- We move on to an entire segment set to Into the Unknown, featuring scenes of characters lost and alone. Merida searches for her mother. Alice falls down the rabbit hole.
- What do we find in the unknown? As it turns out … Villains. This counterpart to the Adversity section of Happily Ever After is backed by the wonderful Night on Bald Mountain from Fantasia.
- Finally, we have Triumph, with a very short montage of victorious moments projected on the castle, accompanied by the self-assured refrain from I Am Moana.
Side by Side
I’m not sure I buy the argument that Enchantment has no story. Although the meaning of the Arrival (or perhaps camaraderie) segment is a bit blurry, the rest of the sections have a clear focus. But I can certainly sign on to the idea that the progression in Enchantment feels muddier. And having two sections of Enchantment representing hard times and adversity means it spends more time on darker moments that don’t have a feel-good vibe, which comes back to that bit about the mood.
4. It Would Be A Step Forward
Enchantment includes projections all along Main Street, and not just the focused projections on the castle. This might make you think that it’s a technical step forward, but in fact, there is a lot of criticism about it being a technical step backward. The most frequent complaint is that Happily Ever After uses the castle structure as part of the art, whereas Enchantment simply uses it as a backdrop.

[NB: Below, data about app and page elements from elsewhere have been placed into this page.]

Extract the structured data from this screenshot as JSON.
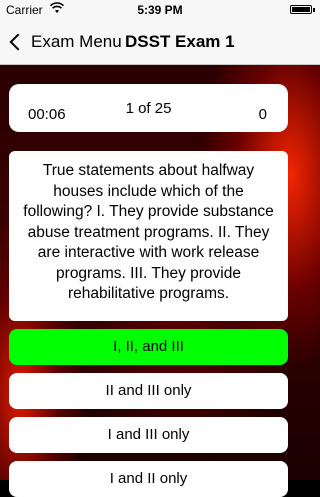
{
  "status_bar": {
    "carrier": "Carrier",
    "time": "5:39 PM",
    "wifi_icon": "wifi-icon",
    "battery_icon": "battery-icon"
  },
  "nav": {
    "back_label": "Exam Menu",
    "title": "DSST Exam 1"
  },
  "score_panel": {
    "timer": "00:06",
    "progress": "1 of 25",
    "score": "0"
  },
  "question": {
    "text": "True statements about halfway houses include which of the following? I. They provide substance abuse treatment programs. II. They are interactive with work release programs. III. They provide rehabilitative programs."
  },
  "answers": [
    {
      "label": "I, II, and III",
      "state": "correct"
    },
    {
      "label": "II and III only",
      "state": "normal"
    },
    {
      "label": "I and III only",
      "state": "normal"
    },
    {
      "label": "I and II only",
      "state": "normal"
    }
  ],
  "colors": {
    "correct": "#00ff00",
    "background_accent": "#cc0000"
  }
}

Take a look at the side-by-side of two shots from Enchantment below, followed by a shot from Happily Ever After. (You can click to enlarge the images.)
In the left-hand panel, the existing shapes of the castle are used to frame Merida’s pose. On the right, Moana is projected onto the castle, and we can still see the castle structure through the image. Very few of the projections in Enchantment looked like Merida’s; far more were like Moana.

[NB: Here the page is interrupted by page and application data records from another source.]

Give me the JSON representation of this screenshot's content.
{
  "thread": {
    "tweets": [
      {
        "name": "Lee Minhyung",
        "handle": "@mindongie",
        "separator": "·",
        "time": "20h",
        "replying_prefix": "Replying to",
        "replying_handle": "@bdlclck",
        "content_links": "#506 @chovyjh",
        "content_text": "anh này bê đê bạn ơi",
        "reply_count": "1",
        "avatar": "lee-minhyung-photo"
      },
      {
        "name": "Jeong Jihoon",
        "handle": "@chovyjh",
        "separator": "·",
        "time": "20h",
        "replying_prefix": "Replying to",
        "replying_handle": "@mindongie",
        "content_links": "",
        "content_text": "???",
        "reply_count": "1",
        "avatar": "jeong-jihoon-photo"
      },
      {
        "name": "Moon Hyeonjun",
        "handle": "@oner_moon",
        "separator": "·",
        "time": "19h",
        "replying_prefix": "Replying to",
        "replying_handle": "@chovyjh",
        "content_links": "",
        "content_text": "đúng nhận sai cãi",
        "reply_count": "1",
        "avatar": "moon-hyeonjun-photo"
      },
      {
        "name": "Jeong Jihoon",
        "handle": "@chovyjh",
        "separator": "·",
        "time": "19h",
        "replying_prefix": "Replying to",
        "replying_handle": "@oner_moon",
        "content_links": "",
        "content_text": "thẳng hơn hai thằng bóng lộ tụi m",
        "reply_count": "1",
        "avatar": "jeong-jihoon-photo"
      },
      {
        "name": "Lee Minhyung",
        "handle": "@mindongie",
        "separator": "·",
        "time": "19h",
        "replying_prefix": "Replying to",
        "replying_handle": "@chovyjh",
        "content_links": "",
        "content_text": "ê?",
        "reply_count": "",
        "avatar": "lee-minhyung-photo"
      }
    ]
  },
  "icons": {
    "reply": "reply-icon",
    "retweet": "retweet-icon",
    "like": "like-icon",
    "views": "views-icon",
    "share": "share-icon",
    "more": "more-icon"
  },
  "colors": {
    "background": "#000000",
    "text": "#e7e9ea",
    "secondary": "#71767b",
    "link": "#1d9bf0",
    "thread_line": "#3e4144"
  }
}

In contrast, Happily Ever After shows us what’s technically possible using the same spaces on the castle. Enchantment is the later show, and could have executed the beautiful projection on the right that makes the surface of the castle appear flat. It just … didn’t.
If that didn’t convince you, take a look at how the castle turrets are used during an Aladdin section from Happily Ever After below. There is absolutely nothing remotely like this in Enchantment.
Rumors are that projections on Main Street have been added to the version of Happily Ever After that’s coming back next week, negating any technical advantage of Enchantment even further.
5. We Just Like It Better
Most arguments above have compared the two shows. Reality is that many people will see only one. Disney World is expensive, and plenty of families make a one-and-done trip when their kids are of the appropriate age. It’s hard to go wrong with fireworks in the sky and beautiful projected light shows on a castle, and both shows score 4+ on our survey. But that survey data does show significant differences in audience rating. The charts below are broken out by age, and show the percentage of each group that gave a specific rating to each of the two shows.
It’s important to call out what these charts don’t show – they don’t show that, say, 10% of the people who gave a 5 to Happily Ever After only gave a 4 to Enchantment. They couldn’t show that because it’s not the same group of people in each chart, plus some people actually like Enchantment better. I have empirical evidence of this because some of them are in my own family.
What they do show is that over most age groups, 80% of viewers gave the highest possible rating to Happily Ever After, but only about 60% of viewers gave this mark to Enchantment. We can discuss subjective aspects like musical tone, story, and technical wow factor all day long, but that chart is cold, hard data and it’s difficult to argue with it.
Have you seen Happily Ever After or Disney Enchantment? Are you looking forward to the return of HEA, or will you be sad to see Enchantment go? Let us know in the comments!
Originally published September 11, 2022. Updated March 28, 2023.